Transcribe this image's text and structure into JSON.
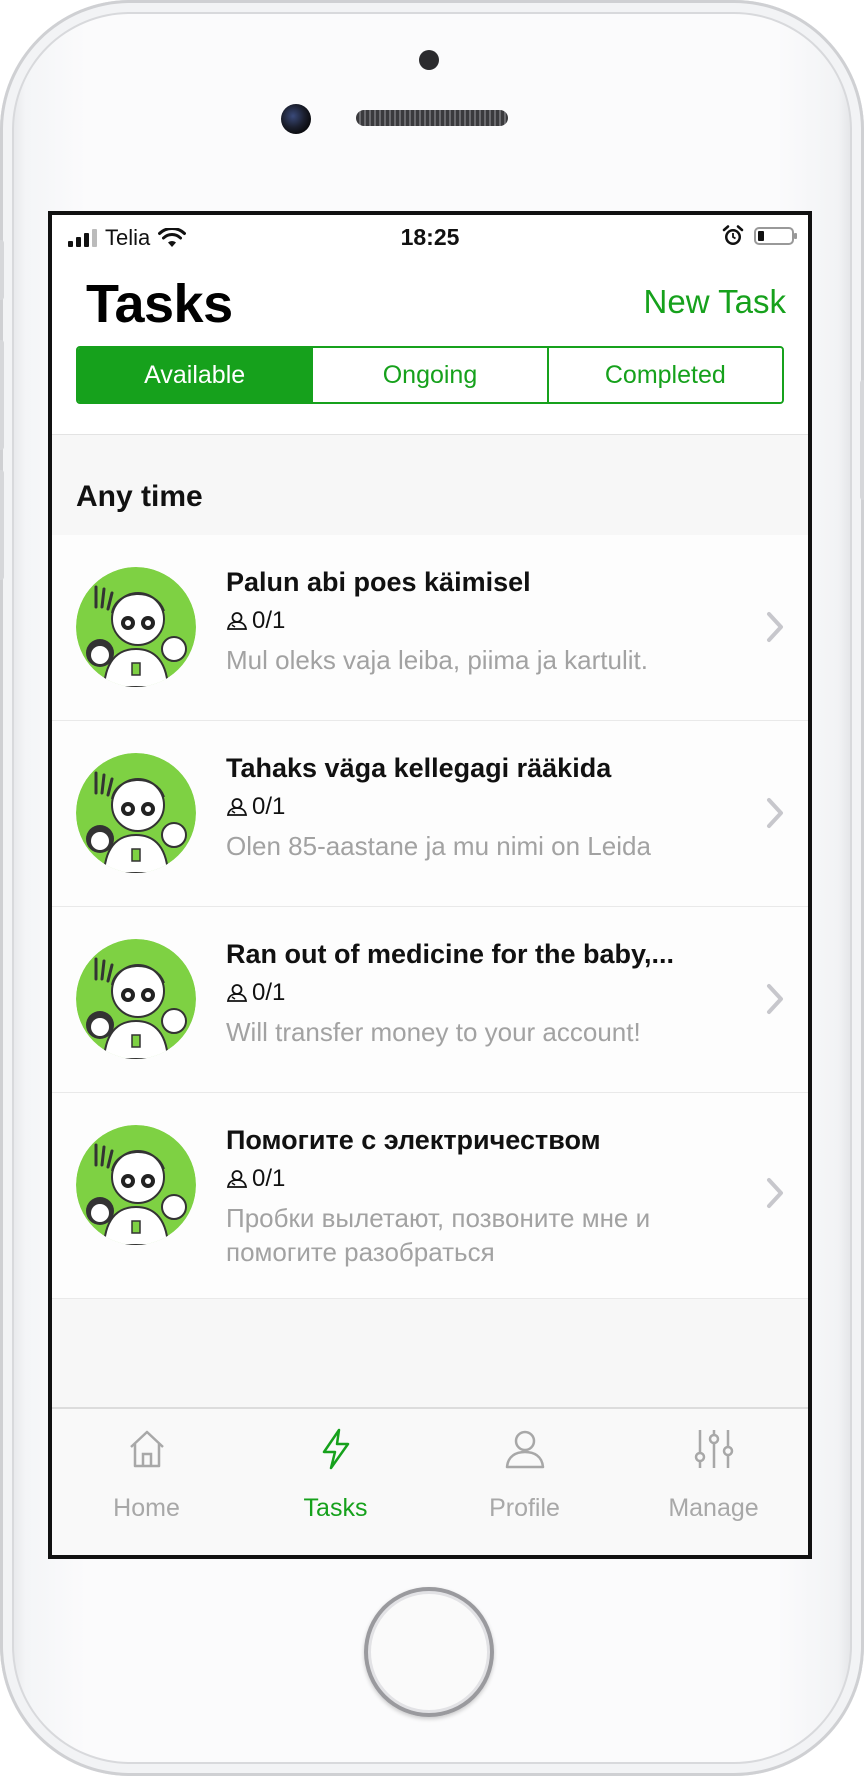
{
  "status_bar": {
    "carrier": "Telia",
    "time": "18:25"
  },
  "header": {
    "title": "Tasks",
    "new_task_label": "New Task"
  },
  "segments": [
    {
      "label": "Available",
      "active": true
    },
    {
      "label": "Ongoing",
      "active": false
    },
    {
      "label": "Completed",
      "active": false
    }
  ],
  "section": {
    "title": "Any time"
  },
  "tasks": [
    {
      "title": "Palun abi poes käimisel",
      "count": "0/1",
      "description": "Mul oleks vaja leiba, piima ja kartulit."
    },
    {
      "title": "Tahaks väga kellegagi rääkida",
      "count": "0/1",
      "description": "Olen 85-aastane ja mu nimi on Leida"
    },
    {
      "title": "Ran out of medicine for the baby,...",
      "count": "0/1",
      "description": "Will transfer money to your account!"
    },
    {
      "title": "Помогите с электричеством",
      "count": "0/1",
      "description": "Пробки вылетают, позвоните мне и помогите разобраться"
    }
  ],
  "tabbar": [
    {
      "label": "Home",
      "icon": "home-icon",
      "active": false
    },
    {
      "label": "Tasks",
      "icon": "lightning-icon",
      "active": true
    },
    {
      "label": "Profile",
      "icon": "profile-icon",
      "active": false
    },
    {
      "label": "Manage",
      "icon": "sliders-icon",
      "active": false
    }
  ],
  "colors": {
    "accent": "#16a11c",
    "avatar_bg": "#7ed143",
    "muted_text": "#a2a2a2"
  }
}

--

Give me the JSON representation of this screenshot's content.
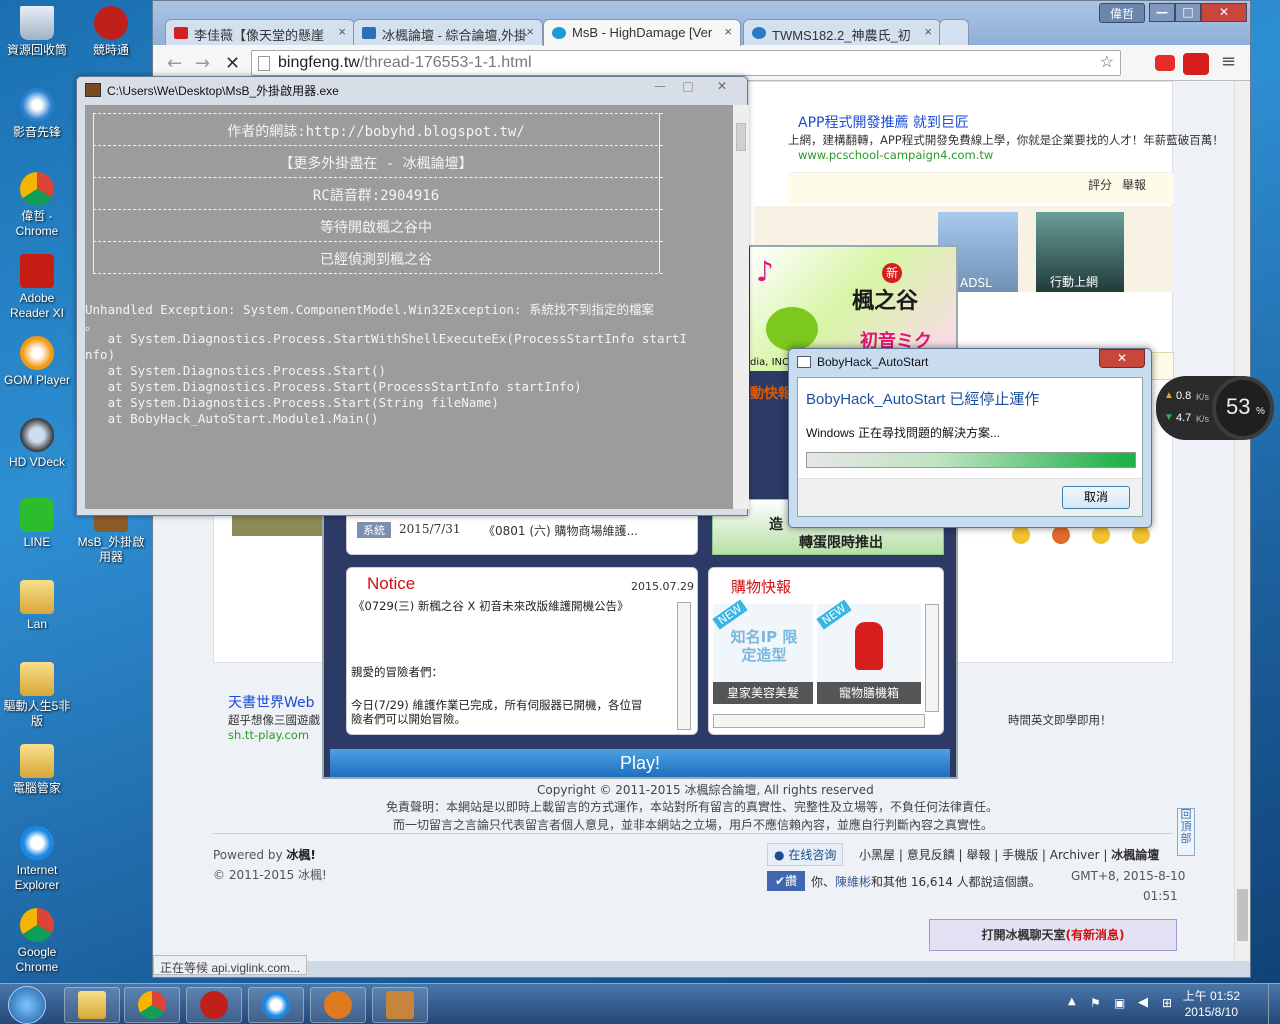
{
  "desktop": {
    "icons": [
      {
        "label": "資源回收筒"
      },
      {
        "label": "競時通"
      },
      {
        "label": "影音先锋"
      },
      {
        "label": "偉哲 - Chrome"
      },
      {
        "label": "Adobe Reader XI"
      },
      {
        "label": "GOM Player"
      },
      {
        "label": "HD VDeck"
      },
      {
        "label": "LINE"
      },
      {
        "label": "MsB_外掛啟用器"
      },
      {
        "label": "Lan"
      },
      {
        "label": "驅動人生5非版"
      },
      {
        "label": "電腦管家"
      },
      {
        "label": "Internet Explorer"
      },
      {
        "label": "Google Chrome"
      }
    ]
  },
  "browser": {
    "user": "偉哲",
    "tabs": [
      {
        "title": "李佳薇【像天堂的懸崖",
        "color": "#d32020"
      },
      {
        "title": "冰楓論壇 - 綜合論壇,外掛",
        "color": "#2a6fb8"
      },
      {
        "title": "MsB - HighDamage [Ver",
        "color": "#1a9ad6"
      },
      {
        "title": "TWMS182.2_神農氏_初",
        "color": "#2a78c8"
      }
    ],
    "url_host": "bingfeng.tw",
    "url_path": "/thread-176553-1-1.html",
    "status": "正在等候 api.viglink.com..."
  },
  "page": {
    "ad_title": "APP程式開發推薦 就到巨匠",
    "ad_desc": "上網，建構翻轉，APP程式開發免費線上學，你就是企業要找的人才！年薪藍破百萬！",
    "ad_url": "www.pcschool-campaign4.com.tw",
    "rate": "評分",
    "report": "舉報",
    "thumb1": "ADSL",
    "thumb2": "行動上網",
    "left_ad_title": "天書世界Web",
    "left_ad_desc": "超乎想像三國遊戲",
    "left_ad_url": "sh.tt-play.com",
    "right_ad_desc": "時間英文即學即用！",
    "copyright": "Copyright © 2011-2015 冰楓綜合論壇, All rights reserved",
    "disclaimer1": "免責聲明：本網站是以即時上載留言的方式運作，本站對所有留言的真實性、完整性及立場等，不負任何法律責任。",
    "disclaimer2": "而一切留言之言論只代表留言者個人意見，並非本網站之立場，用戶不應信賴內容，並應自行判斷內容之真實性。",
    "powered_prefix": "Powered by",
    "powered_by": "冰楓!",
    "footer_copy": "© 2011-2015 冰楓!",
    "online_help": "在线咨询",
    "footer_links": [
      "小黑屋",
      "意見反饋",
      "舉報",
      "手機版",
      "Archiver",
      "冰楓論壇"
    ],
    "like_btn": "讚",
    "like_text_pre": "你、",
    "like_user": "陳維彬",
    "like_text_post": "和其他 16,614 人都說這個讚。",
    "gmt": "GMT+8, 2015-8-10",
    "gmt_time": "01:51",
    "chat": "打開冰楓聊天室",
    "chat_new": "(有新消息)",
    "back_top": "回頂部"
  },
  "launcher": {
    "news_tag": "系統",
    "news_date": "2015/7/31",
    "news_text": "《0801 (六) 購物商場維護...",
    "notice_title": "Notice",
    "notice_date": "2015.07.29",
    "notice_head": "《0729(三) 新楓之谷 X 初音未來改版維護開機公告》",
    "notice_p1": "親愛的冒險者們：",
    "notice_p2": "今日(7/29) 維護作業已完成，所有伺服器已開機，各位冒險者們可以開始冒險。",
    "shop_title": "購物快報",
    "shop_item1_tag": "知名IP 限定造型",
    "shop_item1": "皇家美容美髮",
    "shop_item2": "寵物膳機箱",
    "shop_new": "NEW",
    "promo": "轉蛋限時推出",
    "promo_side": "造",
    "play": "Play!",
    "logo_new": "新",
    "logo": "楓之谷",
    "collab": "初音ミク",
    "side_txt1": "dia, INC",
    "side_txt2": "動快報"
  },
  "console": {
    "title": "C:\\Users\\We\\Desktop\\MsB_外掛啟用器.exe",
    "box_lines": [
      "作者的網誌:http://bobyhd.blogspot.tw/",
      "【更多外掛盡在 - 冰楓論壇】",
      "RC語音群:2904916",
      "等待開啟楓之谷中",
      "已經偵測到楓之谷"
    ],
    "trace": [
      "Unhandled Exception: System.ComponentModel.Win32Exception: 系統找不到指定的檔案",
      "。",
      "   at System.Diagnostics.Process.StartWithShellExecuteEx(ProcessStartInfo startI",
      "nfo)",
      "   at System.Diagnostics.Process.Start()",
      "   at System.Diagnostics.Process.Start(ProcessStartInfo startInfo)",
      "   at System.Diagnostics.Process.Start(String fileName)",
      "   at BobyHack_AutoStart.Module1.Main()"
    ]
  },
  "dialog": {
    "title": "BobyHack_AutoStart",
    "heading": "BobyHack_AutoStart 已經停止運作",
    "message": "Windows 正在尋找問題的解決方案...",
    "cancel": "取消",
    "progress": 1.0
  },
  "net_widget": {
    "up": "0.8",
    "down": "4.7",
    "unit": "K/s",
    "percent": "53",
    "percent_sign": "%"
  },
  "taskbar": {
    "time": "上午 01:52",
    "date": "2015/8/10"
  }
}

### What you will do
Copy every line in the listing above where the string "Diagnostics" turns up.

### Solution to the exercise
      "   at System.Diagnostics.Process.StartWithShellExecuteEx(ProcessStartInfo startI",
      "   at System.Diagnostics.Process.Start()",
      "   at System.Diagnostics.Process.Start(ProcessStartInfo startInfo)",
      "   at System.Diagnostics.Process.Start(String fileName)",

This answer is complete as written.